Vegetarianism and veganism is on the rise in the UK. Visit any major city and you will discover that in the the last five years, its offering of vegetarian restaurants will have at least doubled, if not tripled. Supermarkets are reacting to an increase in vegetarianism also, with Tesco and Sainsbury’s reacting to the growing popularity of veganism in the country with their own dairy free ranges of cheese and spreads. Brands such as Oh Sheese and Violife have risen by over 100 per cent in the last 12 months.
On the surface, it looks as though the UK is a country that is moving away from a mass meat eating culture and towards a more balanced and plant inclusive lifestyle. Look away from the consumer side of food and towards the farming industry however, and its a very different story. Far from moving away from producing meat on a large scale, the UK is silently heading towards a new wave of battery farming, with nearly every county in England holding at least one industrial-scale livestock farm, with close to 800 US-style mega farms operating across the country.
Mega farms are defined by the amount of livestock they can hold.

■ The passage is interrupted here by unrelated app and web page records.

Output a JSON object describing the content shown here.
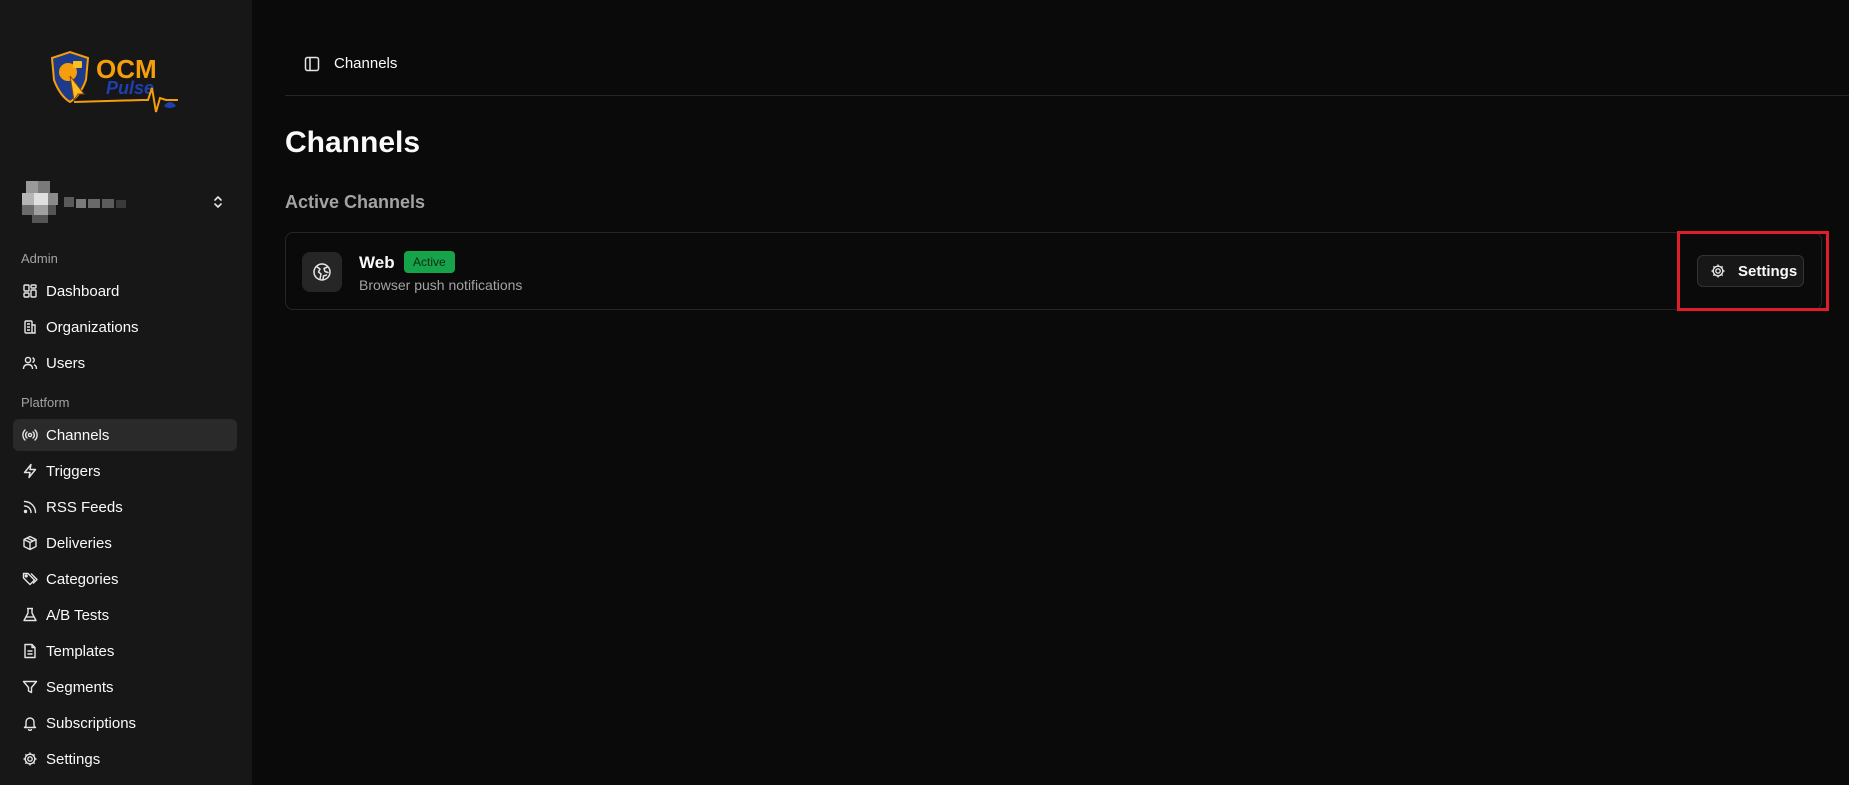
{
  "logo": {
    "line1": "OCM",
    "line2": "Pulse"
  },
  "sidebar": {
    "groups": [
      {
        "label": "Admin"
      },
      {
        "label": "Platform"
      }
    ],
    "items": [
      {
        "label": "Dashboard",
        "icon": "dashboard-icon"
      },
      {
        "label": "Organizations",
        "icon": "building-icon"
      },
      {
        "label": "Users",
        "icon": "users-icon"
      },
      {
        "label": "Channels",
        "icon": "radio-icon",
        "active": true
      },
      {
        "label": "Triggers",
        "icon": "zap-icon"
      },
      {
        "label": "RSS Feeds",
        "icon": "rss-icon"
      },
      {
        "label": "Deliveries",
        "icon": "package-icon"
      },
      {
        "label": "Categories",
        "icon": "tags-icon"
      },
      {
        "label": "A/B Tests",
        "icon": "flask-icon"
      },
      {
        "label": "Templates",
        "icon": "file-text-icon"
      },
      {
        "label": "Segments",
        "icon": "filter-icon"
      },
      {
        "label": "Subscriptions",
        "icon": "bell-icon"
      },
      {
        "label": "Settings",
        "icon": "gear-icon"
      }
    ]
  },
  "header": {
    "breadcrumb": "Channels"
  },
  "main": {
    "title": "Channels",
    "section_title": "Active Channels",
    "channels": [
      {
        "name": "Web",
        "status": "Active",
        "description": "Browser push notifications",
        "action_label": "Settings",
        "icon": "globe-icon"
      }
    ]
  },
  "colors": {
    "background": "#0a0a0a",
    "sidebar": "#171717",
    "active_badge": "#16a34a",
    "highlight": "#e11d2a",
    "logo_orange": "#f59e0b",
    "logo_blue": "#1e40af"
  }
}
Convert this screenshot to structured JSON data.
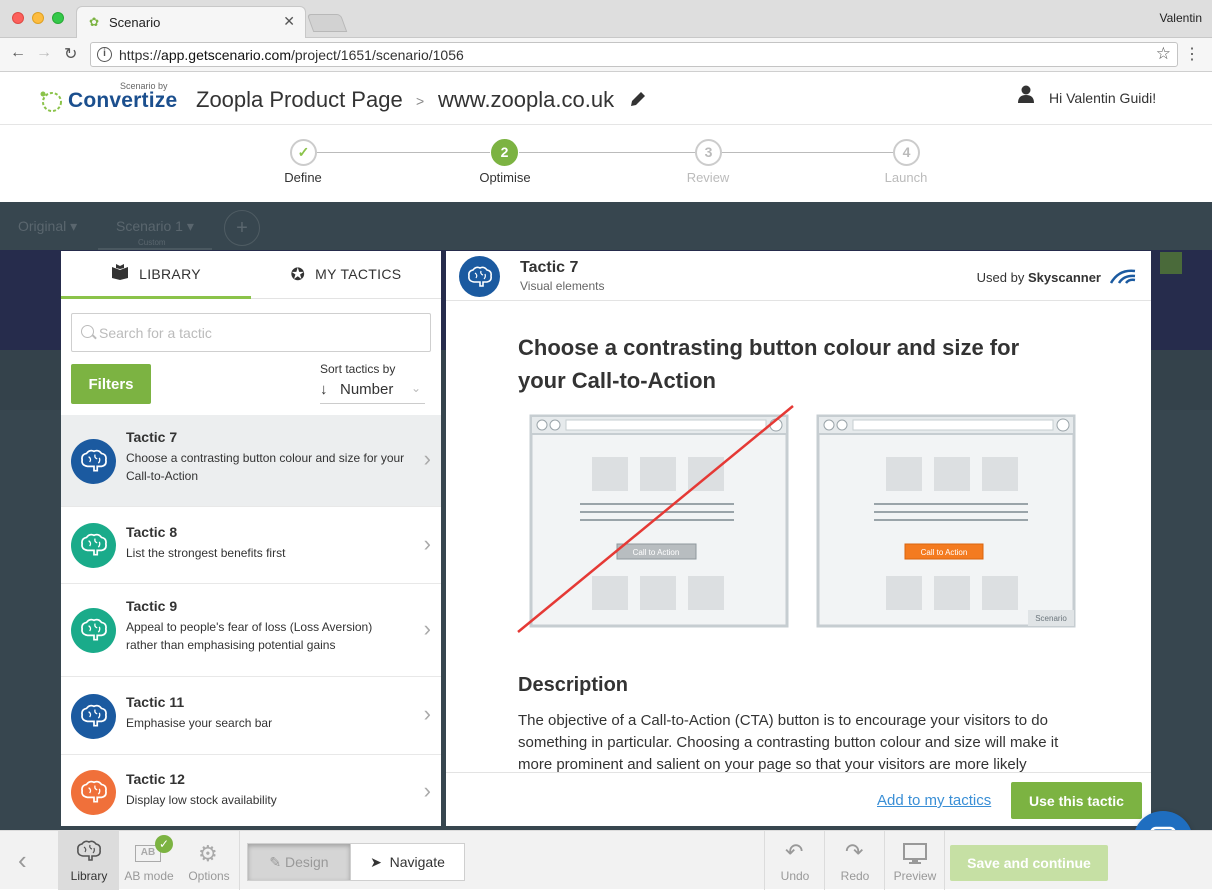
{
  "browser": {
    "tab_title": "Scenario",
    "profile_name": "Valentin",
    "url_prefix": "https://",
    "url_host": "app.getscenario.com",
    "url_path": "/project/1651/scenario/1056"
  },
  "app_header": {
    "logo_sub": "Scenario by",
    "logo_main": "Convertize",
    "project_name": "Zoopla Product Page",
    "crumb_separator": ">",
    "project_url": "www.zoopla.co.uk",
    "greeting": "Hi Valentin Guidi!"
  },
  "stepper": {
    "steps": [
      {
        "number": "✓",
        "label": "Define",
        "state": "done"
      },
      {
        "number": "2",
        "label": "Optimise",
        "state": "active"
      },
      {
        "number": "3",
        "label": "Review",
        "state": "upcoming"
      },
      {
        "number": "4",
        "label": "Launch",
        "state": "upcoming"
      }
    ]
  },
  "workspace": {
    "tab_original": "Original",
    "tab_scenario": "Scenario 1",
    "tab_scenario_sub": "Custom",
    "add_label": "+"
  },
  "library": {
    "tab_library": "LIBRARY",
    "tab_my_tactics": "MY TACTICS",
    "search_placeholder": "Search for a tactic",
    "filters_label": "Filters",
    "sort_label": "Sort tactics by",
    "sort_value": "Number",
    "tactics": [
      {
        "title": "Tactic 7",
        "desc": "Choose a contrasting button colour and size for your Call-to-Action",
        "color": "#1b5aa0"
      },
      {
        "title": "Tactic 8",
        "desc": "List the strongest benefits first",
        "color": "#1aab8a"
      },
      {
        "title": "Tactic 9",
        "desc": "Appeal to people's fear of loss (Loss Aversion) rather than emphasising potential gains",
        "color": "#1aab8a"
      },
      {
        "title": "Tactic 11",
        "desc": "Emphasise your search bar",
        "color": "#1b5aa0"
      },
      {
        "title": "Tactic 12",
        "desc": "Display low stock availability",
        "color": "#f0703a"
      }
    ]
  },
  "detail": {
    "title": "Tactic 7",
    "category": "Visual elements",
    "used_by_prefix": "Used by",
    "used_by_brand": "Skyscanner",
    "heading": "Choose a contrasting button colour and size for your Call-to-Action",
    "illustration": {
      "bad_button": "Call to Action",
      "good_button": "Call to Action",
      "watermark": "Scenario",
      "good_button_color": "#f47b20"
    },
    "description_heading": "Description",
    "description_text": "The objective of a Call-to-Action (CTA) button is to encourage your visitors to do something in particular. Choosing a contrasting button colour and size will make it more prominent and salient on your page so that your visitors are more likely",
    "add_link": "Add to my tactics",
    "use_button": "Use this tactic"
  },
  "toolbar": {
    "library_label": "Library",
    "ab_label": "AB mode",
    "options_label": "Options",
    "design_label": "Design",
    "navigate_label": "Navigate",
    "undo_label": "Undo",
    "redo_label": "Redo",
    "preview_label": "Preview",
    "save_label": "Save and continue"
  },
  "colors": {
    "accent_green": "#7cb342",
    "brand_blue": "#1b4f8e",
    "link_blue": "#3a8fd6"
  }
}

To be defined as ‘mega’, a farm must hold at least 125,000 broiler chickens, 82,000 laying hens, 2,500 pigs, 700 dairy cows or 1,000 beef cows. While those numbers might seem ludicrously large, many UK are extending to meet these numbers. Herefordshire’s farms alone now hold over 16 million animals, meaning that the county now has 88 times factory farmed animals than it does humans. Shropshire and Norfolk follow closely, with more than 15 million and 12 million animals respectively